Zero-click exploits on iMessage are not exactly new and may have been one of the NSO Group’s favorite points of attack to hack iPhones. Last year, Al Jazeera employees fell victim to such an attack that has been attributed to Saudi Arabia and UAE. The exploit didn’t even require that targets click on a malicious link, only that they receive a specially-crafted message.
Similar incidents happened this year even after Apple patched the earlier vulnerability. Citizen Lab examined an iPhone infected by the NSO Group’s Pegasus spyware and discovered traces of suspicious files with a .gif extension. In truth, however, these files were maliciously crafted PDFs that exploited a bug in Apple’s CoreGraphics system to execute malicious code.
The security researcher christened the exploit as FORCEDENTRY, and all that was needed to trigger it was for the target iPhone to receive such a GIF file. Analyzing the spyware installed by FORCEDENTRY showed similarities to the dreaded Pegasus Spyware. NSO Group’s customers include governments known for spying on their own citizens, dissidents, activists, and political enemies.

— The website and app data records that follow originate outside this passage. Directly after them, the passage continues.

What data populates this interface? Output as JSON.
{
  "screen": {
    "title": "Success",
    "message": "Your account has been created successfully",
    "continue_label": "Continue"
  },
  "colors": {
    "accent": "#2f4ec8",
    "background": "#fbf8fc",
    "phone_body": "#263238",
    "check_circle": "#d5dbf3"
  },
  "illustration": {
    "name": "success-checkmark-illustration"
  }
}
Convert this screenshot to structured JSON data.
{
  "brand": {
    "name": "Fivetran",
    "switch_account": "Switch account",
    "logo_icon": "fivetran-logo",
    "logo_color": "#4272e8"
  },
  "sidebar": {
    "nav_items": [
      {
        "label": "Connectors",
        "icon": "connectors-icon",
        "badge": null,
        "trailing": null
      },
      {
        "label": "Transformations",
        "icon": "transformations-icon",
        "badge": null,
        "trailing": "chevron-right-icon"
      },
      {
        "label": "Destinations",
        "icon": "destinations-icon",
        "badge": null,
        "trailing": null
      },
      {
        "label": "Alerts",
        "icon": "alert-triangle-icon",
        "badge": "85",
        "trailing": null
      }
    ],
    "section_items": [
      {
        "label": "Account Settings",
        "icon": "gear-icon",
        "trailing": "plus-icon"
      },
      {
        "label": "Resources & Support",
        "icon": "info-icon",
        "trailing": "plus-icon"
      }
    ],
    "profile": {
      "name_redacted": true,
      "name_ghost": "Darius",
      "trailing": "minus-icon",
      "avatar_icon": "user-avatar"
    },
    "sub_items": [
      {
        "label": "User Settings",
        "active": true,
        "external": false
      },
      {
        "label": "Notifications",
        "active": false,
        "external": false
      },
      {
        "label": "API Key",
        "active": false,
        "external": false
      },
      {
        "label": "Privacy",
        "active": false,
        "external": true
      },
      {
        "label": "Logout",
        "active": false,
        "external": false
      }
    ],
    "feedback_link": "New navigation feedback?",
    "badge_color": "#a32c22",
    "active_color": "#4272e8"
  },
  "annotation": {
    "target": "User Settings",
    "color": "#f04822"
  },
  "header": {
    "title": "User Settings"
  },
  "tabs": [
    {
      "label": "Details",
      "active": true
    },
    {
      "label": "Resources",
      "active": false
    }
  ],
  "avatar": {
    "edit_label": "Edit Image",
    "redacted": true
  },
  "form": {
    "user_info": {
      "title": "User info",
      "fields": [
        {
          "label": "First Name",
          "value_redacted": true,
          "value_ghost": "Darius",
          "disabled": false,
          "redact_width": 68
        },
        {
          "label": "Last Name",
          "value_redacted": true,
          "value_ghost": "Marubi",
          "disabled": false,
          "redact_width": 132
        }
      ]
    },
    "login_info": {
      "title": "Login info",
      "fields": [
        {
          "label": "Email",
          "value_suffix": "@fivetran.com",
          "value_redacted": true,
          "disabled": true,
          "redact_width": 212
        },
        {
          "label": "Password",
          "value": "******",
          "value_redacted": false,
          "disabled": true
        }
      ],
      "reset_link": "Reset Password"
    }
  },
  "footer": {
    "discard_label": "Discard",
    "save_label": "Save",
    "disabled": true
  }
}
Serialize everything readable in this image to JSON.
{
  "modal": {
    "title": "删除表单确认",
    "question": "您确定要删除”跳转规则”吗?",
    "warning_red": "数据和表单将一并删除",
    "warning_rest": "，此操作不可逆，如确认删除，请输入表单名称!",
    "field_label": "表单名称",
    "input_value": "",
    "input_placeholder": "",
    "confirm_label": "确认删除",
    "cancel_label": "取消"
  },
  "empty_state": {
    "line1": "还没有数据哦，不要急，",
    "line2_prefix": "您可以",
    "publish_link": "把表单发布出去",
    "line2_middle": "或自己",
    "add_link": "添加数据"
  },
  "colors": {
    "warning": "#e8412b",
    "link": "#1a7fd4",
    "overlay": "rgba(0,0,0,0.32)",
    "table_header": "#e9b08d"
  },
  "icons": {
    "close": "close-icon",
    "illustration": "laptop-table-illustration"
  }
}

The good news is that Apple is on top of things and has pushed iOS 14.8, macOS Big Sur 11.6, and watchOS 7.6.2 to close that security hole. All users are encouraged to update to these latest versions, especially those involved in handling sensitive information. With iOS 15 just around the corner, the days of zero-click exploits related to Apple’s CoreGraphics framework will hopefully come to an end as well.